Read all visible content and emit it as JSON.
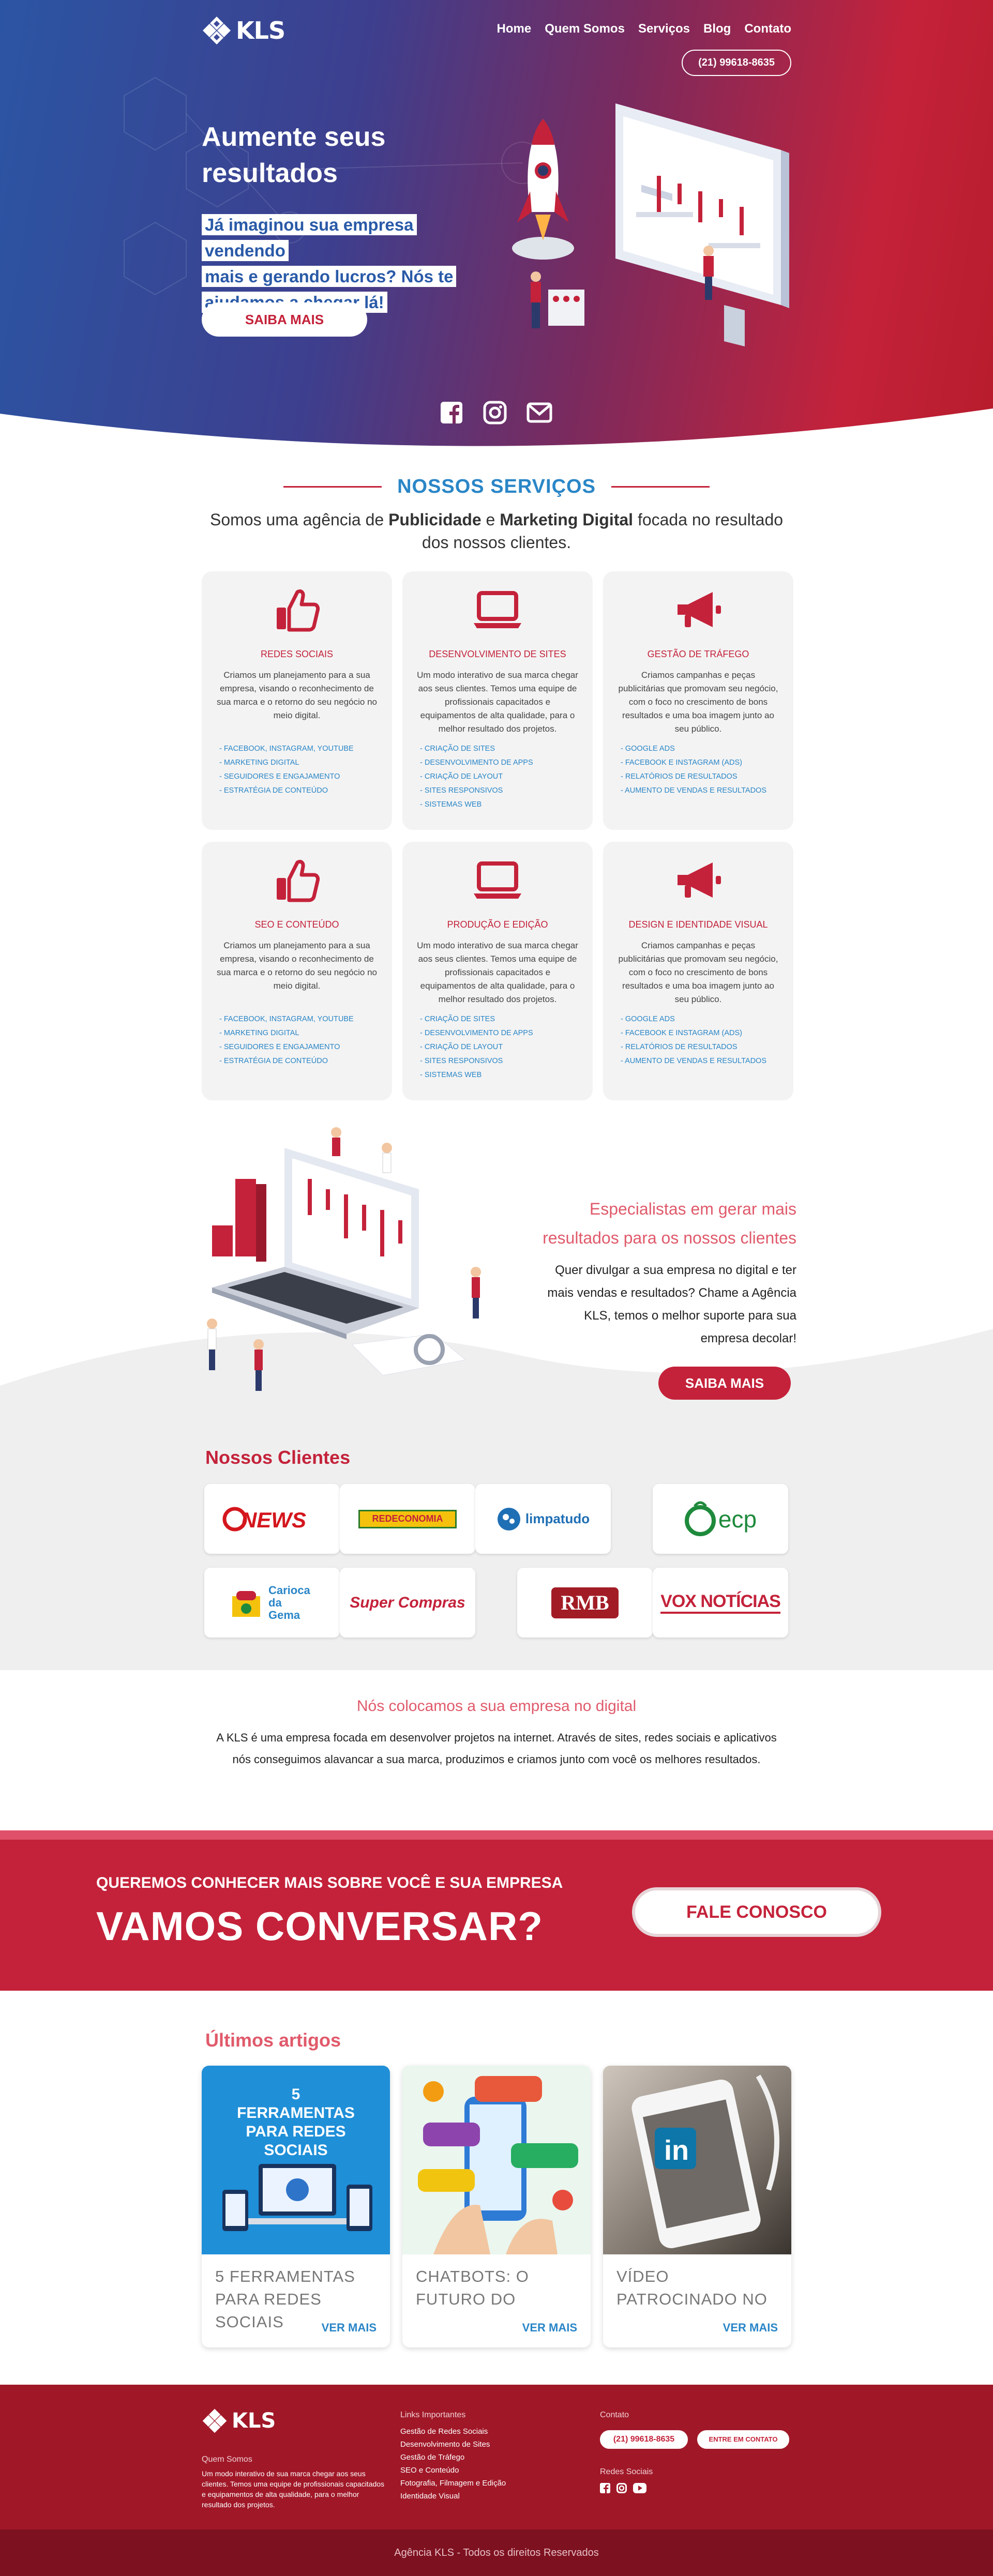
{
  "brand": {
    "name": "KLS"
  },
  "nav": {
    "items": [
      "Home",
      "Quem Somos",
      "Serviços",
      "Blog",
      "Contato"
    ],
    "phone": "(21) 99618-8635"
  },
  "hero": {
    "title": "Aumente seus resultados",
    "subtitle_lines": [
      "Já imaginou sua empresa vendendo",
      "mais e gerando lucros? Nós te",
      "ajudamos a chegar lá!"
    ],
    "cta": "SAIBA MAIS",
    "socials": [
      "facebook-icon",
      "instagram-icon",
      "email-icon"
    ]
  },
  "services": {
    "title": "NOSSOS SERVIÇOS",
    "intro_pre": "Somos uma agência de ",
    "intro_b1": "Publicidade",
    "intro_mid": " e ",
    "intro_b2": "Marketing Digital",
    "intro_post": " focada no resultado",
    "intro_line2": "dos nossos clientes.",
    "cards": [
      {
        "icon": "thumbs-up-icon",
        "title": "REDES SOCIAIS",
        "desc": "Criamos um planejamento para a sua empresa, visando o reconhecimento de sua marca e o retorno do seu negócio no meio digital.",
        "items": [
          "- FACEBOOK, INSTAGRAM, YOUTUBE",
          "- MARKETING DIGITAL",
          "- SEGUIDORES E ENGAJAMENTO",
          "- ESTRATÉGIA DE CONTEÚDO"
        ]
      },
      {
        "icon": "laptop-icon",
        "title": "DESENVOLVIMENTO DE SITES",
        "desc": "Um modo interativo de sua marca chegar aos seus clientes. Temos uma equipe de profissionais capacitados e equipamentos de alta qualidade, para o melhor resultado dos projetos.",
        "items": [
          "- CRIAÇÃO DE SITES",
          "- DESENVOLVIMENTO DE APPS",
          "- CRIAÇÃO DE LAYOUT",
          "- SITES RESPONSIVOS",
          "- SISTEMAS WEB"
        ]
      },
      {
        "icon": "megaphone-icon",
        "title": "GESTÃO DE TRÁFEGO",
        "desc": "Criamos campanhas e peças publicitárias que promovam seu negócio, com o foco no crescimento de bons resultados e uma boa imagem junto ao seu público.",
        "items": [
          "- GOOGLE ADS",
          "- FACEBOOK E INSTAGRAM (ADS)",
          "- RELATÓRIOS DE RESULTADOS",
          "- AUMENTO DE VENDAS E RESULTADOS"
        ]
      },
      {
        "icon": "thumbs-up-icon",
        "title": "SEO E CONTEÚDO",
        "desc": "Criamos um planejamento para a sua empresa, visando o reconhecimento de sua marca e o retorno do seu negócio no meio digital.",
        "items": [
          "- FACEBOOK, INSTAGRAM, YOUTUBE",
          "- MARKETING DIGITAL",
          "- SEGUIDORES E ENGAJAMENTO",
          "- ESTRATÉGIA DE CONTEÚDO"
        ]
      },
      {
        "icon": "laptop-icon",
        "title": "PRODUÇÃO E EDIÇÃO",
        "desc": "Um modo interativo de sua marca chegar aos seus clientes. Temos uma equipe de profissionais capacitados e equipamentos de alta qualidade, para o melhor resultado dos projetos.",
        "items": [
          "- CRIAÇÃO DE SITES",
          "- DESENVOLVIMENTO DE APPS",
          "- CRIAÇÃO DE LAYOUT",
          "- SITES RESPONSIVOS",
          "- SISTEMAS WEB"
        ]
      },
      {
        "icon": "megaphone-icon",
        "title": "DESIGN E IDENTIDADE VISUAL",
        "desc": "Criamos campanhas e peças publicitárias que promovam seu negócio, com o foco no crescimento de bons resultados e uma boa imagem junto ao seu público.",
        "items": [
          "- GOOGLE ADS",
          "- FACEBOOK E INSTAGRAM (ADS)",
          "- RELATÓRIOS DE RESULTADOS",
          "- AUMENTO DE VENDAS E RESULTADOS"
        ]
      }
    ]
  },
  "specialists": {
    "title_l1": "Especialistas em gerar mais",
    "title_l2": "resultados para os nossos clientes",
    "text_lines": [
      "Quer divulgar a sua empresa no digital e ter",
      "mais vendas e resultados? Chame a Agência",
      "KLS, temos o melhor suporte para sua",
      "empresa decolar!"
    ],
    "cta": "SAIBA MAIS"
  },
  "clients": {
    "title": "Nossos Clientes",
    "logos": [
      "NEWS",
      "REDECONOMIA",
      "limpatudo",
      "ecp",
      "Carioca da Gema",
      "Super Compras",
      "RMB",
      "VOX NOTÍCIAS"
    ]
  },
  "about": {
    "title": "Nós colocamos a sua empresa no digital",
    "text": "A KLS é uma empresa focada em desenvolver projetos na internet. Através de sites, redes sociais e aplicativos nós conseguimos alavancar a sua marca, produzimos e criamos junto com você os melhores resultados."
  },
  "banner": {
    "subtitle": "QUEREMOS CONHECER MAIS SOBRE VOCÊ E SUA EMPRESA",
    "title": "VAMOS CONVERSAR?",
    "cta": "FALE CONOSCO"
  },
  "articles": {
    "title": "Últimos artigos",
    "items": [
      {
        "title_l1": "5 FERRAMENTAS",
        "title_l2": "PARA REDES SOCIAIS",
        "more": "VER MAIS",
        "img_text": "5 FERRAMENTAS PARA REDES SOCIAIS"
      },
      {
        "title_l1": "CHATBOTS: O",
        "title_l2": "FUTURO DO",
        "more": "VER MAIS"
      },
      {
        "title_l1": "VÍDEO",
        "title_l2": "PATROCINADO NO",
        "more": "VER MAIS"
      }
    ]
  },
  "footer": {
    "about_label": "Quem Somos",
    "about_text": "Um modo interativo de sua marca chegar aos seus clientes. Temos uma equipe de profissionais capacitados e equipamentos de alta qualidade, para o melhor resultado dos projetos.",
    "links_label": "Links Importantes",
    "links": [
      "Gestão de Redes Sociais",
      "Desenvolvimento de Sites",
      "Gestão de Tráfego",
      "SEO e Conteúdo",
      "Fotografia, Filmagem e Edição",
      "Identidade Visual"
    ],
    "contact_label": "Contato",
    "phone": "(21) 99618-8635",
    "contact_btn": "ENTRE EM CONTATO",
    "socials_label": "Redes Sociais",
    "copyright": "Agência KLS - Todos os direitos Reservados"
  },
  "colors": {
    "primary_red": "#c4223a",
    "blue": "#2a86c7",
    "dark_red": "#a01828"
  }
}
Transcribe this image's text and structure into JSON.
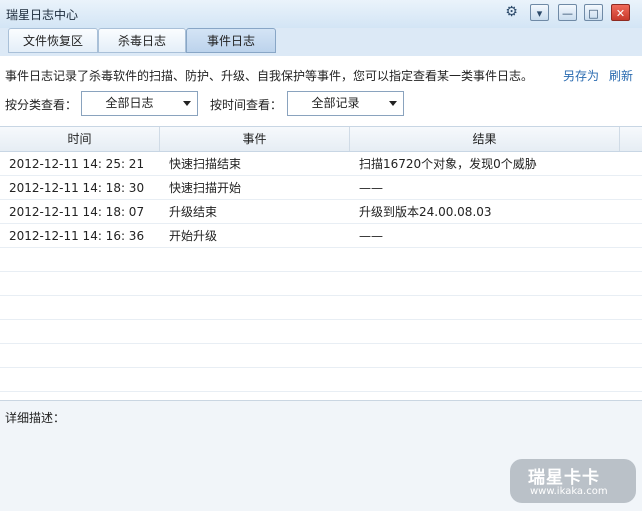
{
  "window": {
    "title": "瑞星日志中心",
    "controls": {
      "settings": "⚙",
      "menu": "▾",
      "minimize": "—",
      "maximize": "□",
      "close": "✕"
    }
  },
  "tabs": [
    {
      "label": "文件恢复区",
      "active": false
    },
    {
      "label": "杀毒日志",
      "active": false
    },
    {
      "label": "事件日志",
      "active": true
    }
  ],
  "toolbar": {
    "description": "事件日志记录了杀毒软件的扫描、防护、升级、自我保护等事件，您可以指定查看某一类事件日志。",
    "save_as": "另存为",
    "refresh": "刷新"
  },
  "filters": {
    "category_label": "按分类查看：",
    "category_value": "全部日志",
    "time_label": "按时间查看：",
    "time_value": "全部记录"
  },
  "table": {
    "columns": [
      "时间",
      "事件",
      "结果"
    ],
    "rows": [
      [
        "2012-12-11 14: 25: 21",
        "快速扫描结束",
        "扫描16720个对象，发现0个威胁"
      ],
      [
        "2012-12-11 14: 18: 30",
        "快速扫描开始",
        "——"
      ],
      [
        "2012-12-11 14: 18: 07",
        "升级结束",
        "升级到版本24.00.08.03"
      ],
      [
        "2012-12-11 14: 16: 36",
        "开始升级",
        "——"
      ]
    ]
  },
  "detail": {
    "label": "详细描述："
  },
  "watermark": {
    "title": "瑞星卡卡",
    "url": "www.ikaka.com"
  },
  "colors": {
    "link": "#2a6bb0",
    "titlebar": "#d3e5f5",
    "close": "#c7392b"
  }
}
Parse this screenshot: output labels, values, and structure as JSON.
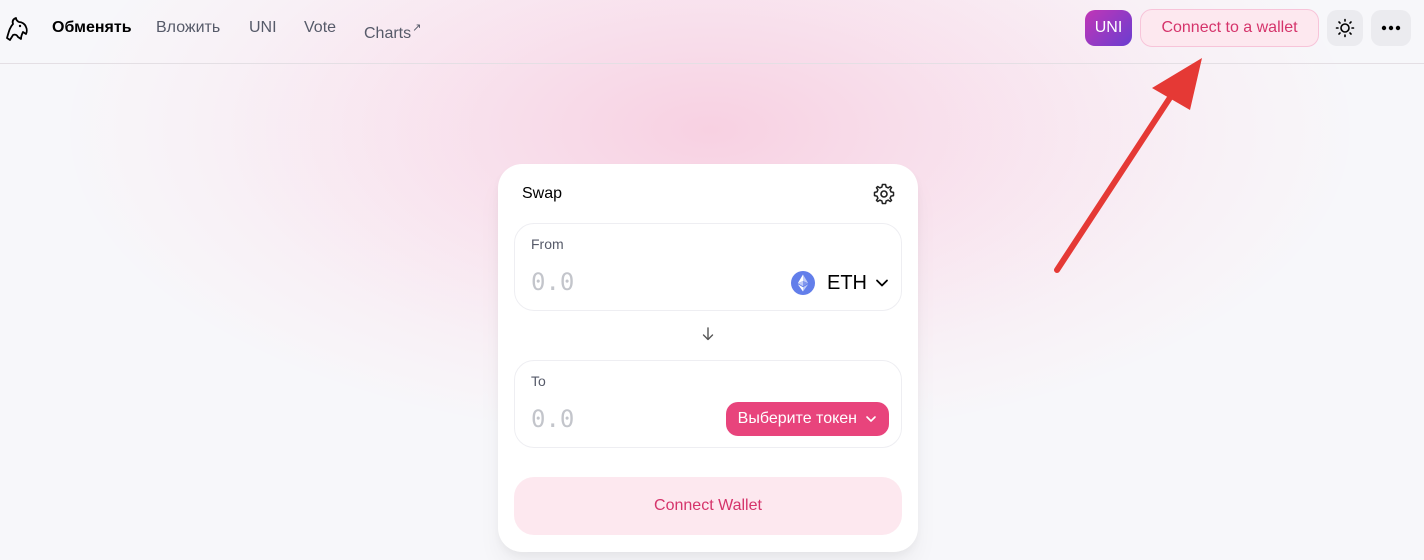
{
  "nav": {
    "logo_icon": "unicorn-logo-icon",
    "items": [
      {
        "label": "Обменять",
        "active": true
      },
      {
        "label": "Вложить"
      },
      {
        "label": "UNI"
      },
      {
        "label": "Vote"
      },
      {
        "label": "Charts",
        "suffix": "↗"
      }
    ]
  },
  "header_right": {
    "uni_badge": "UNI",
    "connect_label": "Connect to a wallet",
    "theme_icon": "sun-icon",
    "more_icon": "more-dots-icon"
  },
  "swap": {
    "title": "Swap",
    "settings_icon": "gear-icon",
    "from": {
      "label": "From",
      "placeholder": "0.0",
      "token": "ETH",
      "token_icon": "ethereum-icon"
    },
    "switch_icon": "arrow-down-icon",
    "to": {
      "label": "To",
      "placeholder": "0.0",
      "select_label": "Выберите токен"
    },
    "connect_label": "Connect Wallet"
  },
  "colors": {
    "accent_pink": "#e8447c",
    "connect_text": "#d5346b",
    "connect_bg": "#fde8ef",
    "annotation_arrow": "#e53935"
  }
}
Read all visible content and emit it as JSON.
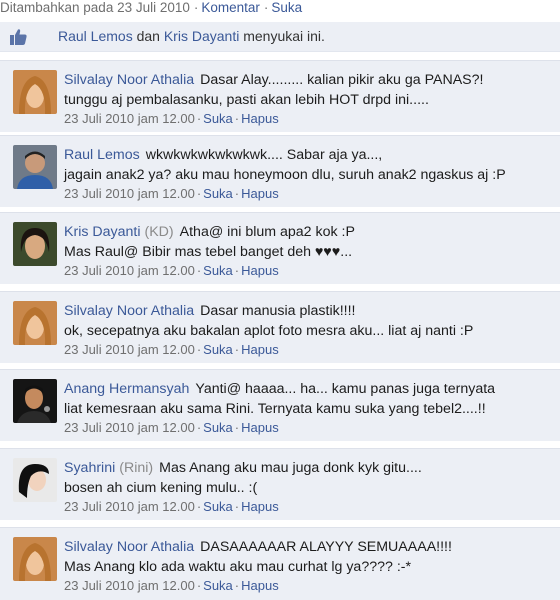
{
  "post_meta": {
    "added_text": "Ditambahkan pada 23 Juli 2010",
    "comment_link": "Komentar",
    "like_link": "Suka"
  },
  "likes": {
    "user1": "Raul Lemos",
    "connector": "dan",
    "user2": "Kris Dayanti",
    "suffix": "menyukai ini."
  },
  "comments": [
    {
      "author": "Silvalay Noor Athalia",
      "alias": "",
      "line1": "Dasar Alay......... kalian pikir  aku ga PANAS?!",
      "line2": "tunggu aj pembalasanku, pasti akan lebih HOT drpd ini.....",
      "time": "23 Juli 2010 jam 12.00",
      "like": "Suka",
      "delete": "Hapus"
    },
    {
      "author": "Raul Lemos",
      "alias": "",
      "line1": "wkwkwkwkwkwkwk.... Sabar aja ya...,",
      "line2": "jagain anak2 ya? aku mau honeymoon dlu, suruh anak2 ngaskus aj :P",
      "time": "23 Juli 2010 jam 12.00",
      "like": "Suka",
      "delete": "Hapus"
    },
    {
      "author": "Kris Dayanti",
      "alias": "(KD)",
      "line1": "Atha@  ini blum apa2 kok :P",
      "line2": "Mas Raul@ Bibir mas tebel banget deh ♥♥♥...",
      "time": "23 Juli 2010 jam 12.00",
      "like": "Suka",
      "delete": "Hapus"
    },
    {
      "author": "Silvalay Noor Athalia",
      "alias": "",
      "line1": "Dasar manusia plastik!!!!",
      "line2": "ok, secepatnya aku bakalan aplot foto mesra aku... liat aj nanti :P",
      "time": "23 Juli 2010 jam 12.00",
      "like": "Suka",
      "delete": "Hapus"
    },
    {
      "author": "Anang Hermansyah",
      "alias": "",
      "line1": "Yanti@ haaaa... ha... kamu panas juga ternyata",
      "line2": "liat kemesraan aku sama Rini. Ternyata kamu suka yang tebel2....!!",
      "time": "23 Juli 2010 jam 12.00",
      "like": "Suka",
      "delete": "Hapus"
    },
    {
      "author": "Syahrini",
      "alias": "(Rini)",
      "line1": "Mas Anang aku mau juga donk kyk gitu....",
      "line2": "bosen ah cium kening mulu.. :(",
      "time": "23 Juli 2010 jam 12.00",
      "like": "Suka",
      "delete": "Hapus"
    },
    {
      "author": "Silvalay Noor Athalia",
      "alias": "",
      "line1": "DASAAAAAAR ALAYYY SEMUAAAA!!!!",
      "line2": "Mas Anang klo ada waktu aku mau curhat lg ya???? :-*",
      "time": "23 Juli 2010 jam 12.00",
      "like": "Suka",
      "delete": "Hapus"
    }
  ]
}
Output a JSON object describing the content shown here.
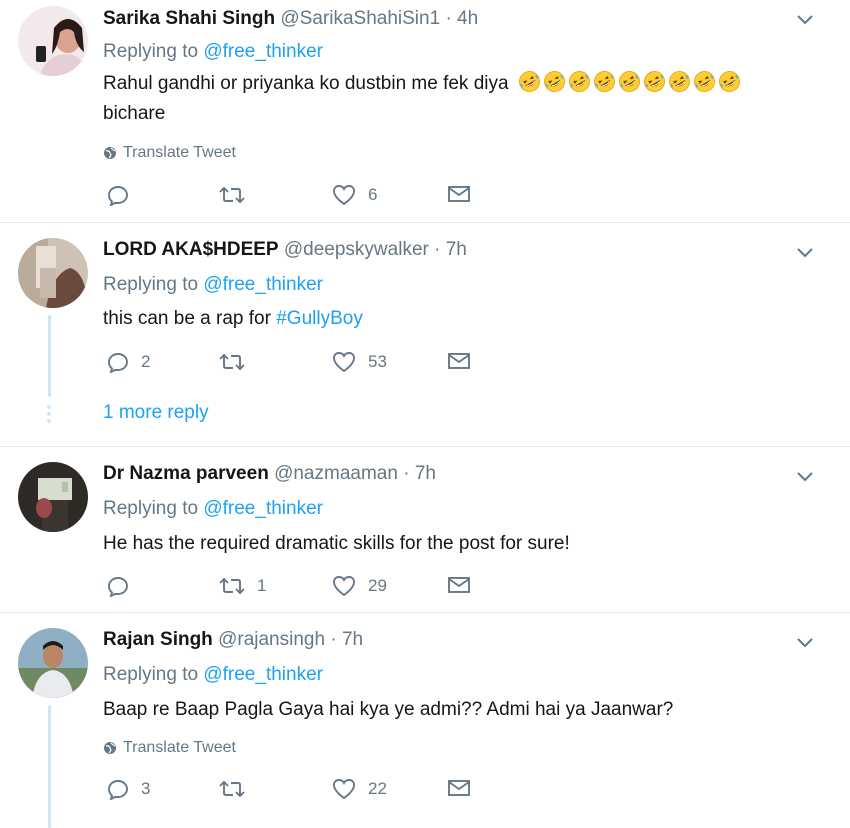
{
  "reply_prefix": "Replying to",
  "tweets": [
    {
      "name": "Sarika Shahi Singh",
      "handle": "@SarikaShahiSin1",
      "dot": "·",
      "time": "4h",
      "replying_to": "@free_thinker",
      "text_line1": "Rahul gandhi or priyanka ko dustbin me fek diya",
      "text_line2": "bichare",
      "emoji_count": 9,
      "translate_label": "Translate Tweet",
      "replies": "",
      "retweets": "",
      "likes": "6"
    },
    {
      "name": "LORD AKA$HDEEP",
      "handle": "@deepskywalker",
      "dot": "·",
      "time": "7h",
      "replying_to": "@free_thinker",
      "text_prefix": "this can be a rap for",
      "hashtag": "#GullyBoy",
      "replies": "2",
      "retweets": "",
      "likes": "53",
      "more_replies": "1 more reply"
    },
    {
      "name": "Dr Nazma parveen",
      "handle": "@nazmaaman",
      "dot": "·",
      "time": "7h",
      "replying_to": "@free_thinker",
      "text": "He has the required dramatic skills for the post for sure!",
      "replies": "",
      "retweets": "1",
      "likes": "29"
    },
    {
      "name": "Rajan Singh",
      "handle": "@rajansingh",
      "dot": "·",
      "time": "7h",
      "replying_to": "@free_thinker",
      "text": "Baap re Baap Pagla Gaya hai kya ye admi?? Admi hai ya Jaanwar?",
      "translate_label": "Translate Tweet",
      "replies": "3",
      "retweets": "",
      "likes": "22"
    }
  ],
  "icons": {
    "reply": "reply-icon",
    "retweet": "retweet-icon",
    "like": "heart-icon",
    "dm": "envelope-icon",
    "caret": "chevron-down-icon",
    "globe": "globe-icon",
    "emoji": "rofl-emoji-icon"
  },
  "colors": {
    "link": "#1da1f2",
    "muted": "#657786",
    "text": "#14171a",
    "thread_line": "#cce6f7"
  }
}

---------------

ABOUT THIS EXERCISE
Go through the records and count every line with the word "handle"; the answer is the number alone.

EXPECTED ANSWER
4